Exercise aim =>
Read the records beneath this task and copy every line that contains the string "JSON".

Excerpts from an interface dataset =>
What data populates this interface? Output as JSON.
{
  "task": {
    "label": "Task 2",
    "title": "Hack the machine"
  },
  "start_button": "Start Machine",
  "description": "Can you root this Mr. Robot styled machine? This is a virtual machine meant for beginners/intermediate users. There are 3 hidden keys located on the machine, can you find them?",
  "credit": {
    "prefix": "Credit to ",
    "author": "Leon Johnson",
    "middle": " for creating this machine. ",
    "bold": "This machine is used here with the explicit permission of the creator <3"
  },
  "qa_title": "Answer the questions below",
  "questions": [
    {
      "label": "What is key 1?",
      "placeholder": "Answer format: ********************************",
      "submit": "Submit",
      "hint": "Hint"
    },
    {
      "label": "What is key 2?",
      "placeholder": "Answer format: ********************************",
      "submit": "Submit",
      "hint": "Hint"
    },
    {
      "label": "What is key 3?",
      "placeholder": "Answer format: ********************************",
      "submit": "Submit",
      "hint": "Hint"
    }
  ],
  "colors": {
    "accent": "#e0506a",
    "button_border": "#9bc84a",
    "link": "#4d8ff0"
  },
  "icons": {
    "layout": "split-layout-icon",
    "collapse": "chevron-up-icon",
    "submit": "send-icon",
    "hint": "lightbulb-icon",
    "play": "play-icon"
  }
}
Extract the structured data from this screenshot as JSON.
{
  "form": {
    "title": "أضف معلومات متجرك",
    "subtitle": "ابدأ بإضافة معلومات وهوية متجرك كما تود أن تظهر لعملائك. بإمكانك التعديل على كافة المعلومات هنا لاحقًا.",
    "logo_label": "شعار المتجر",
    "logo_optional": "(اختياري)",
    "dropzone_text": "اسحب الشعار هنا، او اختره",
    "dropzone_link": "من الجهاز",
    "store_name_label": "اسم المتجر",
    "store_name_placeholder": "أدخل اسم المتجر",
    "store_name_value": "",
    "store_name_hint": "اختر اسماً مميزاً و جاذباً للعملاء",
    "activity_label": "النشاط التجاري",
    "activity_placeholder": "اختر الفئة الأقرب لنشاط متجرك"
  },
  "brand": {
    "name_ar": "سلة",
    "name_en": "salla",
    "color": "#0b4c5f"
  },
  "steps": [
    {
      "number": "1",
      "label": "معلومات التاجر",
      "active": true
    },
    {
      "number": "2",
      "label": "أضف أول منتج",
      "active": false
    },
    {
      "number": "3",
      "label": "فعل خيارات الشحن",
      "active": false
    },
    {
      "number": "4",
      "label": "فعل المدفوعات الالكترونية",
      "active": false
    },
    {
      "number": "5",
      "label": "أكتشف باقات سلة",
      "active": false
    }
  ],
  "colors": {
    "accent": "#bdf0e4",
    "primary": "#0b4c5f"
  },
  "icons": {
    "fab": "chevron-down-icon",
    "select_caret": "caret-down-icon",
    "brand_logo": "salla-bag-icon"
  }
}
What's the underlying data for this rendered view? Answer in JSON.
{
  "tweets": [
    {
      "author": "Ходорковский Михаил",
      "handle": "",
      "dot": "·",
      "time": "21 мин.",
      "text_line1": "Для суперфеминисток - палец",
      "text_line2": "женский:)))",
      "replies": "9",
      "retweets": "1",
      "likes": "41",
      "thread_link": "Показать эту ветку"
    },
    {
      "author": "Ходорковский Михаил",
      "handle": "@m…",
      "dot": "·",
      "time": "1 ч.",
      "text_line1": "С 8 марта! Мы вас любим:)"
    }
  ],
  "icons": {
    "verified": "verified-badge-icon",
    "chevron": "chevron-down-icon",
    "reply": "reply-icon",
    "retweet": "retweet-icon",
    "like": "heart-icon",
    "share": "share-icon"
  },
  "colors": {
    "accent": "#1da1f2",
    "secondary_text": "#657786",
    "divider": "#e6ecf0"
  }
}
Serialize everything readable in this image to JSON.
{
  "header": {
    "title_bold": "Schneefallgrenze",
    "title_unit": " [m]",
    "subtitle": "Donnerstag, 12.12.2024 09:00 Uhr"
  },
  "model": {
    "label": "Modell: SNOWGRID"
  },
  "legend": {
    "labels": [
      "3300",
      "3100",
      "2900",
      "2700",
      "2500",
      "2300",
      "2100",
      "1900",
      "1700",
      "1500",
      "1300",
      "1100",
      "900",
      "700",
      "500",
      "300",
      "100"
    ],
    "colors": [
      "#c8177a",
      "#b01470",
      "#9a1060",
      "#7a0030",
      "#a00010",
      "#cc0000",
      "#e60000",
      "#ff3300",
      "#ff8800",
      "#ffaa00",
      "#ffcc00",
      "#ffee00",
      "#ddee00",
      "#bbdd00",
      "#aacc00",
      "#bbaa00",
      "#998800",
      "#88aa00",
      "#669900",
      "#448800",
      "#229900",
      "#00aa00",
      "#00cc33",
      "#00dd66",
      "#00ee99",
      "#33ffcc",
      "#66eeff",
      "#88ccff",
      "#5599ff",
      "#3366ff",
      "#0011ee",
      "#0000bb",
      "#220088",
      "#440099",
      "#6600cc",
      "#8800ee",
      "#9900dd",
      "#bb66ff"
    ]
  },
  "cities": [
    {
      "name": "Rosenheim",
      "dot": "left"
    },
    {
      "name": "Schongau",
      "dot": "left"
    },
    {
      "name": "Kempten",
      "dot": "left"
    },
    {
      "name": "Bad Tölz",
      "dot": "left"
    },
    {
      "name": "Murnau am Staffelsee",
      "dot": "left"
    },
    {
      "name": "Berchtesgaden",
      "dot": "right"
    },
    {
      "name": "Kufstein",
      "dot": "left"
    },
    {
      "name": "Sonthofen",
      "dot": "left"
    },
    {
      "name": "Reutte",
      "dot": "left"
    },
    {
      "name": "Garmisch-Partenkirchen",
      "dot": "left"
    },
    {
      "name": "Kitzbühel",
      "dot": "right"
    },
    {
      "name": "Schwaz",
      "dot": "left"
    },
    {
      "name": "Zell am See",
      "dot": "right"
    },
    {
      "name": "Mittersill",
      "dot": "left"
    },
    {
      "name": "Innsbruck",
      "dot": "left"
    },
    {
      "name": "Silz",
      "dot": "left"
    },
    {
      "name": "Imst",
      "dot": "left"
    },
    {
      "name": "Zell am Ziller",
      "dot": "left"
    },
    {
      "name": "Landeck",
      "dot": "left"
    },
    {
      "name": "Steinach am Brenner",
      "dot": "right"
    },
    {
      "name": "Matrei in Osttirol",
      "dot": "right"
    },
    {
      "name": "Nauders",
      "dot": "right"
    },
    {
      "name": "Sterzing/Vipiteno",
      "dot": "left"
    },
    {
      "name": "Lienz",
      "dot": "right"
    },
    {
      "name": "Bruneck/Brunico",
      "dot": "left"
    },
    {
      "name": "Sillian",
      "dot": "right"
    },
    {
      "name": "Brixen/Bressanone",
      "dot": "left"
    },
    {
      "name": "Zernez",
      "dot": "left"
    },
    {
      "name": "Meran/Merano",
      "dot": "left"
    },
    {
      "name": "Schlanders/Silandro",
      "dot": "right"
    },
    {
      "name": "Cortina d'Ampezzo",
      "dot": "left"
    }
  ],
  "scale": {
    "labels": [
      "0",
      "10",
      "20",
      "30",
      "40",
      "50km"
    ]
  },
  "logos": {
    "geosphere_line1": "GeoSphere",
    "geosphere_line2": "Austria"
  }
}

Written answer =>
What data populates this interface? Output as JSON.
Extract the structured data from this screenshot as JSON.
What's the underlying data for this rendered view? Answer in JSON.
Serialize everything readable in this image to JSON.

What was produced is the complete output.